Preparation for installing your fireplace
As with any other major home renovation project, you need to do some preparation when installing a fireplace.
The first thing that you need to do is look at the available types of fireplaces to figure out what kind you want. Given the different choices as far as fuel, materials for your fireplace surround, various price levels, and so on, it is very important that you visit several showrooms to be sure that you have a good feel for the available models. This way, you are much better equipped to decide what best fits with your home's existing décor and your personal tastes.
Always ensure that the fireplace which you are purchasing has been sized for the area that you intend to heat and your local climate. Much of the time, fireplaces have an area heating capacity rated in square feet. Remember that these numbers are usually based on either 7' or 8' ceilings, so it is important to ensure that the salesperson or installer knows the size of your home so that they can ensure the fireplace's ability to heat it. If you really want to know whether a fireplace, woodstove, or other heating system will be sufficient for your home's heating needs, have then installer perform a complete heat-loss calculation on your home. This heat-loss calculation helps to guarantee that the fireplace is neither too big nor too small. If your main motivation for buying a fireplace is to enhance the aesthetic appeal of the room, then heat loss calculations and fireplace sizing are not such significant concerns.
Once you have decided on whether to get a free-standing fireplace or fireplace inserts, you will need to know what kind of accessories you want and need. There are remote controls, fans, thermostats, and various "visualization" accessories ranging from glass beads to aquatic scenes. Be certain that you know what your options are so that you know you'll be happy with the fireplace that you end up with.
As far as the actual fireplace installations, once you have had a consultation with your installer and know the location where you want the fireplace to be installed, you can clear the room by ensuring that furniture and other bulky items are out of the way. As well, it is a good idea to remove and temporarily store pictures or other breakables near the fireplace installation site. Like any home renovation project, the best way to minimize your odds of decorations or other breakables being damaged is by simply getting them out of harm's way.

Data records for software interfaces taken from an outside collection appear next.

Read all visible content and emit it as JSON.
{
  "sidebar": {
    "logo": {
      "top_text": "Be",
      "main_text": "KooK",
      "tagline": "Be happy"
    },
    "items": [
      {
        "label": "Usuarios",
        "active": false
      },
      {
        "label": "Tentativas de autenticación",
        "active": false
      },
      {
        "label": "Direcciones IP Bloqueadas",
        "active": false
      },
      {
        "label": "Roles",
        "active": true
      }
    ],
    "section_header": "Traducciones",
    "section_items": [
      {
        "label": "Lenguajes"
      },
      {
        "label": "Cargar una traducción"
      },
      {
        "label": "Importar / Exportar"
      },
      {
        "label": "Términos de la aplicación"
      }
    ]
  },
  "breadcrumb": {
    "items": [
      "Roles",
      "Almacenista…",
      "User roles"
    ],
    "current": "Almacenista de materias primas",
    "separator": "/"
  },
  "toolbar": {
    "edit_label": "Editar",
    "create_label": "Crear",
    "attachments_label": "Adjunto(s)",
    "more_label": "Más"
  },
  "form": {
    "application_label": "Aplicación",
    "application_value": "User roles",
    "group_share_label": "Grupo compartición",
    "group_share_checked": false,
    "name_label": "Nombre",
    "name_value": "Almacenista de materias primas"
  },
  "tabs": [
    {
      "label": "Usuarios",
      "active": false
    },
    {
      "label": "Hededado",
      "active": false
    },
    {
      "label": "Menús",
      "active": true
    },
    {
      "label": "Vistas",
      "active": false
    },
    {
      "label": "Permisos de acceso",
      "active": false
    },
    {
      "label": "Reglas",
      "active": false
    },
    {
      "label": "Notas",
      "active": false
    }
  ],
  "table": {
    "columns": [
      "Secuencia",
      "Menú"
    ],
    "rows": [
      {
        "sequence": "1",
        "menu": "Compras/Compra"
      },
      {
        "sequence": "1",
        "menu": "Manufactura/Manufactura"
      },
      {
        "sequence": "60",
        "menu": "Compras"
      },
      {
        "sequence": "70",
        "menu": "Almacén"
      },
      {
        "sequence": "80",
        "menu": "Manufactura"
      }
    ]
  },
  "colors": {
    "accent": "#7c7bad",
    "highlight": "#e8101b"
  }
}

If you are a particularly handy homeowner, you may choose to handle the installation on your own. You will need a building permit for the construction, and you may require a visit from a government-licensed inspector in order to have the fixture approved for use. Bear in mind that although the installation of a fireplace can take several days, depending on the type of wall into which it is being installed or whether or not you are installing an insert, manufactured stone fireplace, or a custom-built masonry fireplace. If you are installing an insert, it might take you 20 hours to do it properly, while a professional can probably do it in less than a day. Even if local regulations don't already demand it, a safety inspection from a qualified installer and/or government official is a very good idea. Without the proper permits and an inspection by a qualified individual, your fireplace's warranty may be voided, as well as your homeowner's insurance. When it comes to safety, it isn't worth taking chances, whether you install yourself or pay a contractor to do the work for you.